Party time, #15 - a poem by Karen Chamisso

    “For look how oft I kiss the water under” - o claustrophobic opulence of this bathroom mirror Undine undone among   the social blunders Look at me. Look at me! Get a little nearer.   Echo leans blonde and   tall among the messes Pines behind a cigarette and stalks out Someone says the key to unlock this party’s wildernesses Is lost. A couple start to shout   In the corner at each other. “Nought is left but voice and bones.” In the morning she gets a call from her mother. Why is this gal all alone?

On the ending of novels

  Like the groundhog in Pennsylvania who sticks his head out of his hole every February to check on his shadow,  Viktor Shklovsky survived from the beginning to the Brezhnev stagnation by sticking his head out at the right time, understanding how the shadows fell, and finding just the right burrows to hide in if it was killing season. In 1978, he gave a series of interviews to an Italian Slavicist, Serena Vitale, who fled Moscow with her tapes after being pushed around by the KGB. The book was published in Italian and translated into English (Shklovsky: witness to an era), and it is as aphoristic as fuck, just like you’d expect. There’s a passage about the problem of ending, a perennially fascinating topic. -SV “So on the one hand, the impossibility of knowing the future makes it so that a writer can’t “finish” his novels; on the other, it seems like the great novels you’ve been talking about contain some sort of prophecy of the future. -S: The fact is that the writer “predicts”

Greatness is a rip off

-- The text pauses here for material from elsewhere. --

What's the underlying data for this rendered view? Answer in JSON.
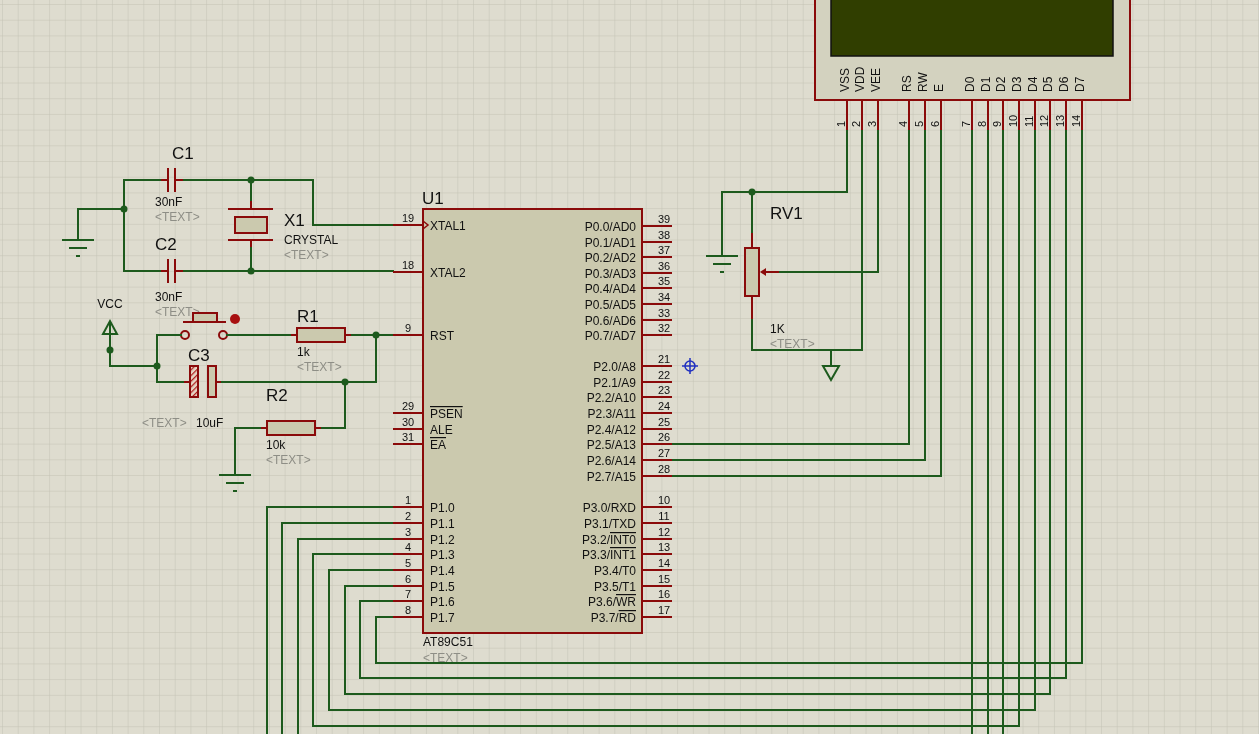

  I was raised on the rhetoric of "greatness" like any other whitebread suburban boy. I have since gone through an education sentimentale about the whole greatness thing, finding the word great to be a hollow sham used by politicians, for the most part. Adam is learning "encadrement" in his school - which is basically a way of teaching that there are three relations between a whole number x and another number - greater, lesser, or equal. Here, the use of great is all on the surface. It is the transposition from the realm of quantity to the realm of quality that we run into problems. There have been psychological experiments done to see if transitivity holds among taste preferences - as was once assumed as an axiom by economists. This means that if one prefers x to y and y to z, then you should prefer x to z. However, it turns out that preferences are entangled. Some people do express their preferences in a transitive order, and some don't. This happens regardles